Assignment:
What is needed here is a verbatim copy of the records that follow.

Records from a data source:
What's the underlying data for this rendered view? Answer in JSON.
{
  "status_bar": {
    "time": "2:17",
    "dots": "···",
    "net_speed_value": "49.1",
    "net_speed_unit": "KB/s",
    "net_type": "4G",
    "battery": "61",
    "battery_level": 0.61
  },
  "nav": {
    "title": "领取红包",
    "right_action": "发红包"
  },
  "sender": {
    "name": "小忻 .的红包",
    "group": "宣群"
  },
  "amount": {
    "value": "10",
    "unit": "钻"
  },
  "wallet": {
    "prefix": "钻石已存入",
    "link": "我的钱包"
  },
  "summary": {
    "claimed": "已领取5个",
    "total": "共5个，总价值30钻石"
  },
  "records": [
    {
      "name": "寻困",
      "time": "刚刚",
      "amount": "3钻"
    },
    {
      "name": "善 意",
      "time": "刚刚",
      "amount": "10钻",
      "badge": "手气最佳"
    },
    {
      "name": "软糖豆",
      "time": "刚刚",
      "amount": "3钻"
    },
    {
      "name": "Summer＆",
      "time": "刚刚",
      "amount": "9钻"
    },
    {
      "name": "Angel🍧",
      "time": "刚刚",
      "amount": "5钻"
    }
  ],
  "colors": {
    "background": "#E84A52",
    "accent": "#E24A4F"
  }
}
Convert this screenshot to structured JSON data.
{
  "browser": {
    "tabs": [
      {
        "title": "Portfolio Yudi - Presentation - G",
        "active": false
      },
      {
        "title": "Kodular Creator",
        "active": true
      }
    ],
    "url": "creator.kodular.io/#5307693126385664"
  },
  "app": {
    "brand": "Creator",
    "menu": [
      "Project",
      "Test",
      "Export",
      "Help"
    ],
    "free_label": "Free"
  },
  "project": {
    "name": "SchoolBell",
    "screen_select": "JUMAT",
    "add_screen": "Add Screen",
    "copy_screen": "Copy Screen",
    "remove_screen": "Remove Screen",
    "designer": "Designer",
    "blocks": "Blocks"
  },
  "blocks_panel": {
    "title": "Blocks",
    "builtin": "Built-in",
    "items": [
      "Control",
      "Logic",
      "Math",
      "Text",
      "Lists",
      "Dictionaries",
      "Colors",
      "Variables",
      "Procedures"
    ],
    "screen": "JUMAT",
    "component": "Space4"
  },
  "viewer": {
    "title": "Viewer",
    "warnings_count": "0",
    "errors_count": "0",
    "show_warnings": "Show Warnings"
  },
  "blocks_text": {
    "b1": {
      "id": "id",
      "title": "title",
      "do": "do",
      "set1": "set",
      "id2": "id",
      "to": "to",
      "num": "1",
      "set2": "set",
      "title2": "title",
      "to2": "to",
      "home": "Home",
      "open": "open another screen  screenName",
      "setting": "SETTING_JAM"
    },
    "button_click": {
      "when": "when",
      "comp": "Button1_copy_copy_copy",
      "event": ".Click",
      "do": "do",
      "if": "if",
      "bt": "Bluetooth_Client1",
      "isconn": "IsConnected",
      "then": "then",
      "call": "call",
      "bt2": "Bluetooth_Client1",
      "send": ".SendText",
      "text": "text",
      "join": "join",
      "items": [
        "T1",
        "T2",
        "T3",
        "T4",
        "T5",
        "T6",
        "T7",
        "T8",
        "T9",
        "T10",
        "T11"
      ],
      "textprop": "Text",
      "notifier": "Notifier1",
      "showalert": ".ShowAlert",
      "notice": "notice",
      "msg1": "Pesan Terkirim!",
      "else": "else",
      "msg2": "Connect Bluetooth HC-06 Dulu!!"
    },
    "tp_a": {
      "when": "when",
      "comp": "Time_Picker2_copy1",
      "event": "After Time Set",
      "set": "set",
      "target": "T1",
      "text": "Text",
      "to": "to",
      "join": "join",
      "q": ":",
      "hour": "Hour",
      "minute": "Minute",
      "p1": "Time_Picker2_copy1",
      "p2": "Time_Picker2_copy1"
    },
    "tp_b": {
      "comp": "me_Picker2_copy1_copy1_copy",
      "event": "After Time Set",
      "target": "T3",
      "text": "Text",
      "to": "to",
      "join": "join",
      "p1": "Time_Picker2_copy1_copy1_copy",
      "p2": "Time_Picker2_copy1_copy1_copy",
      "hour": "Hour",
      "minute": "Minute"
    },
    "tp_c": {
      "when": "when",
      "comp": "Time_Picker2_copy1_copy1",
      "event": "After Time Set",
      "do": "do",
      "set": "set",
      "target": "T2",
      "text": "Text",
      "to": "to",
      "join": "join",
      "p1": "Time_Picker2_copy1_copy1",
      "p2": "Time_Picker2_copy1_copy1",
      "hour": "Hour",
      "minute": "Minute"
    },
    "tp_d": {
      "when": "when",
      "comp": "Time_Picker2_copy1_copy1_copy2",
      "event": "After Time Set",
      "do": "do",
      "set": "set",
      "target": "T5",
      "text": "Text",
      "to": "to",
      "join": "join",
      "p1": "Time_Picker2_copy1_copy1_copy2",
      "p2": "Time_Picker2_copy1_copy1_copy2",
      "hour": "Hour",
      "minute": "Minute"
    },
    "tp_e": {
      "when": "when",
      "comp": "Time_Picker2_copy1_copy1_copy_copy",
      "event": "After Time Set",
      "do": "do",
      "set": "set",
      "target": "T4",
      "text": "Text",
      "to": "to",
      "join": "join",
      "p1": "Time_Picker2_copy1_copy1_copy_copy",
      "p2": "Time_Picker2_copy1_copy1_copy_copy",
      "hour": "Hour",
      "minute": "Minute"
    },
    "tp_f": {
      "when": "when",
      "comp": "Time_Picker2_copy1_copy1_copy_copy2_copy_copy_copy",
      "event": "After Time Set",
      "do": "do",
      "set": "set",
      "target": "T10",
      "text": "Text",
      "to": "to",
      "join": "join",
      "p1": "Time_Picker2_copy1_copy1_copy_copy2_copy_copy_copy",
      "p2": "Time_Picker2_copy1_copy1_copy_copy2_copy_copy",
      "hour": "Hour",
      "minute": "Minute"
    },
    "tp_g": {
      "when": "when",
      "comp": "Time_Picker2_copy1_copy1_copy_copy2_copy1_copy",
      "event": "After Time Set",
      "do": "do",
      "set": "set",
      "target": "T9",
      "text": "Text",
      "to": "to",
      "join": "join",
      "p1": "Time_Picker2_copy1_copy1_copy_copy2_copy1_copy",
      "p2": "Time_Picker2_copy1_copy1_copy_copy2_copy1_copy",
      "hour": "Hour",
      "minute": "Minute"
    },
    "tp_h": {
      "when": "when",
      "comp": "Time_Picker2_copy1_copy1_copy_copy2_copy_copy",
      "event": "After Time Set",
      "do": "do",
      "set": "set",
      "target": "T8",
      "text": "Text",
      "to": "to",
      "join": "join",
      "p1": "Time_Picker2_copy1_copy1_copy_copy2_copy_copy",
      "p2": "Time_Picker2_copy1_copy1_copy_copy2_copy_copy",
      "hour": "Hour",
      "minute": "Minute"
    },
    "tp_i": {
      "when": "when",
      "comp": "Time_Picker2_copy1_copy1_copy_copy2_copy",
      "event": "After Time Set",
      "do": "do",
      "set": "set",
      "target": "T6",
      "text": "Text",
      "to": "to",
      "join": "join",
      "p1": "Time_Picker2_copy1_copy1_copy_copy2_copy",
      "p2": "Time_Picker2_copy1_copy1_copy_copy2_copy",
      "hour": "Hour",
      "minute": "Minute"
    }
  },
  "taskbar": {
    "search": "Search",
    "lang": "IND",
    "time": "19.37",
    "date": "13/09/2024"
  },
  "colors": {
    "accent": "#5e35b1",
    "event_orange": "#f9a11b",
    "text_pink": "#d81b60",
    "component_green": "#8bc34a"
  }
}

Expected answer:
What's the underlying data for this rendered view? Answer in JSON.
{
  "status_bar": {
    "time": "2:17",
    "dots": "···",
    "net_speed_value": "49.1",
    "net_speed_unit": "KB/s",
    "net_type": "4G",
    "battery": "61",
    "battery_level": 0.61
  },
  "nav": {
    "title": "领取红包",
    "right_action": "发红包"
  },
  "sender": {
    "name": "小忻 .的红包",
    "group": "宣群"
  },
  "amount": {
    "value": "10",
    "unit": "钻"
  },
  "wallet": {
    "prefix": "钻石已存入",
    "link": "我的钱包"
  },
  "summary": {
    "claimed": "已领取5个",
    "total": "共5个，总价值30钻石"
  },
  "records": [
    {
      "name": "寻困",
      "time": "刚刚",
      "amount": "3钻"
    },
    {
      "name": "善 意",
      "time": "刚刚",
      "amount": "10钻",
      "badge": "手气最佳"
    },
    {
      "name": "软糖豆",
      "time": "刚刚",
      "amount": "3钻"
    },
    {
      "name": "Summer＆",
      "time": "刚刚",
      "amount": "9钻"
    },
    {
      "name": "Angel🍧",
      "time": "刚刚",
      "amount": "5钻"
    }
  ],
  "colors": {
    "background": "#E84A52",
    "accent": "#E24A4F"
  }
}
Convert this screenshot to structured JSON data.
{
  "browser": {
    "tabs": [
      {
        "title": "Portfolio Yudi - Presentation - G",
        "active": false
      },
      {
        "title": "Kodular Creator",
        "active": true
      }
    ],
    "url": "creator.kodular.io/#5307693126385664"
  },
  "app": {
    "brand": "Creator",
    "menu": [
      "Project",
      "Test",
      "Export",
      "Help"
    ],
    "free_label": "Free"
  },
  "project": {
    "name": "SchoolBell",
    "screen_select": "JUMAT",
    "add_screen": "Add Screen",
    "copy_screen": "Copy Screen",
    "remove_screen": "Remove Screen",
    "designer": "Designer",
    "blocks": "Blocks"
  },
  "blocks_panel": {
    "title": "Blocks",
    "builtin": "Built-in",
    "items": [
      "Control",
      "Logic",
      "Math",
      "Text",
      "Lists",
      "Dictionaries",
      "Colors",
      "Variables",
      "Procedures"
    ],
    "screen": "JUMAT",
    "component": "Space4"
  },
  "viewer": {
    "title": "Viewer",
    "warnings_count": "0",
    "errors_count": "0",
    "show_warnings": "Show Warnings"
  },
  "blocks_text": {
    "b1": {
      "id": "id",
      "title": "title",
      "do": "do",
      "set1": "set",
      "id2": "id",
      "to": "to",
      "num": "1",
      "set2": "set",
      "title2": "title",
      "to2": "to",
      "home": "Home",
      "open": "open another screen  screenName",
      "setting": "SETTING_JAM"
    },
    "button_click": {
      "when": "when",
      "comp": "Button1_copy_copy_copy",
      "event": ".Click",
      "do": "do",
      "if": "if",
      "bt": "Bluetooth_Client1",
      "isconn": "IsConnected",
      "then": "then",
      "call": "call",
      "bt2": "Bluetooth_Client1",
      "send": ".SendText",
      "text": "text",
      "join": "join",
      "items": [
        "T1",
        "T2",
        "T3",
        "T4",
        "T5",
        "T6",
        "T7",
        "T8",
        "T9",
        "T10",
        "T11"
      ],
      "textprop": "Text",
      "notifier": "Notifier1",
      "showalert": ".ShowAlert",
      "notice": "notice",
      "msg1": "Pesan Terkirim!",
      "else": "else",
      "msg2": "Connect Bluetooth HC-06 Dulu!!"
    },
    "tp_a": {
      "when": "when",
      "comp": "Time_Picker2_copy1",
      "event": "After Time Set",
      "set": "set",
      "target": "T1",
      "text": "Text",
      "to": "to",
      "join": "join",
      "q": ":",
      "hour": "Hour",
      "minute": "Minute",
      "p1": "Time_Picker2_copy1",
      "p2": "Time_Picker2_copy1"
    },
    "tp_b": {
      "comp": "me_Picker2_copy1_copy1_copy",
      "event": "After Time Set",
      "target": "T3",
      "text": "Text",
      "to": "to",
      "join": "join",
      "p1": "Time_Picker2_copy1_copy1_copy",
      "p2": "Time_Picker2_copy1_copy1_copy",
      "hour": "Hour",
      "minute": "Minute"
    },
    "tp_c": {
      "when": "when",
      "comp": "Time_Picker2_copy1_copy1",
      "event": "After Time Set",
      "do": "do",
      "set": "set",
      "target": "T2",
      "text": "Text",
      "to": "to",
      "join": "join",
      "p1": "Time_Picker2_copy1_copy1",
      "p2": "Time_Picker2_copy1_copy1",
      "hour": "Hour",
      "minute": "Minute"
    },
    "tp_d": {
      "when": "when",
      "comp": "Time_Picker2_copy1_copy1_copy2",
      "event": "After Time Set",
      "do": "do",
      "set": "set",
      "target": "T5",
      "text": "Text",
      "to": "to",
      "join": "join",
      "p1": "Time_Picker2_copy1_copy1_copy2",
      "p2": "Time_Picker2_copy1_copy1_copy2",
      "hour": "Hour",
      "minute": "Minute"
    },
    "tp_e": {
      "when": "when",
      "comp": "Time_Picker2_copy1_copy1_copy_copy",
      "event": "After Time Set",
      "do": "do",
      "set": "set",
      "target": "T4",
      "text": "Text",
      "to": "to",
      "join": "join",
      "p1": "Time_Picker2_copy1_copy1_copy_copy",
      "p2": "Time_Picker2_copy1_copy1_copy_copy",
      "hour": "Hour",
      "minute": "Minute"
    },
    "tp_f": {
      "when": "when",
      "comp": "Time_Picker2_copy1_copy1_copy_copy2_copy_copy_copy",
      "event": "After Time Set",
      "do": "do",
      "set": "set",
      "target": "T10",
      "text": "Text",
      "to": "to",
      "join": "join",
      "p1": "Time_Picker2_copy1_copy1_copy_copy2_copy_copy_copy",
      "p2": "Time_Picker2_copy1_copy1_copy_copy2_copy_copy",
      "hour": "Hour",
      "minute": "Minute"
    },
    "tp_g": {
      "when": "when",
      "comp": "Time_Picker2_copy1_copy1_copy_copy2_copy1_copy",
      "event": "After Time Set",
      "do": "do",
      "set": "set",
      "target": "T9",
      "text": "Text",
      "to": "to",
      "join": "join",
      "p1": "Time_Picker2_copy1_copy1_copy_copy2_copy1_copy",
      "p2": "Time_Picker2_copy1_copy1_copy_copy2_copy1_copy",
      "hour": "Hour",
      "minute": "Minute"
    },
    "tp_h": {
      "when": "when",
      "comp": "Time_Picker2_copy1_copy1_copy_copy2_copy_copy",
      "event": "After Time Set",
      "do": "do",
      "set": "set",
      "target": "T8",
      "text": "Text",
      "to": "to",
      "join": "join",
      "p1": "Time_Picker2_copy1_copy1_copy_copy2_copy_copy",
      "p2": "Time_Picker2_copy1_copy1_copy_copy2_copy_copy",
      "hour": "Hour",
      "minute": "Minute"
    },
    "tp_i": {
      "when": "when",
      "comp": "Time_Picker2_copy1_copy1_copy_copy2_copy",
      "event": "After Time Set",
      "do": "do",
      "set": "set",
      "target": "T6",
      "text": "Text",
      "to": "to",
      "join": "join",
      "p1": "Time_Picker2_copy1_copy1_copy_copy2_copy",
      "p2": "Time_Picker2_copy1_copy1_copy_copy2_copy",
      "hour": "Hour",
      "minute": "Minute"
    }
  },
  "taskbar": {
    "search": "Search",
    "lang": "IND",
    "time": "19.37",
    "date": "13/09/2024"
  },
  "colors": {
    "accent": "#5e35b1",
    "event_orange": "#f9a11b",
    "text_pink": "#d81b60",
    "component_green": "#8bc34a"
  }
}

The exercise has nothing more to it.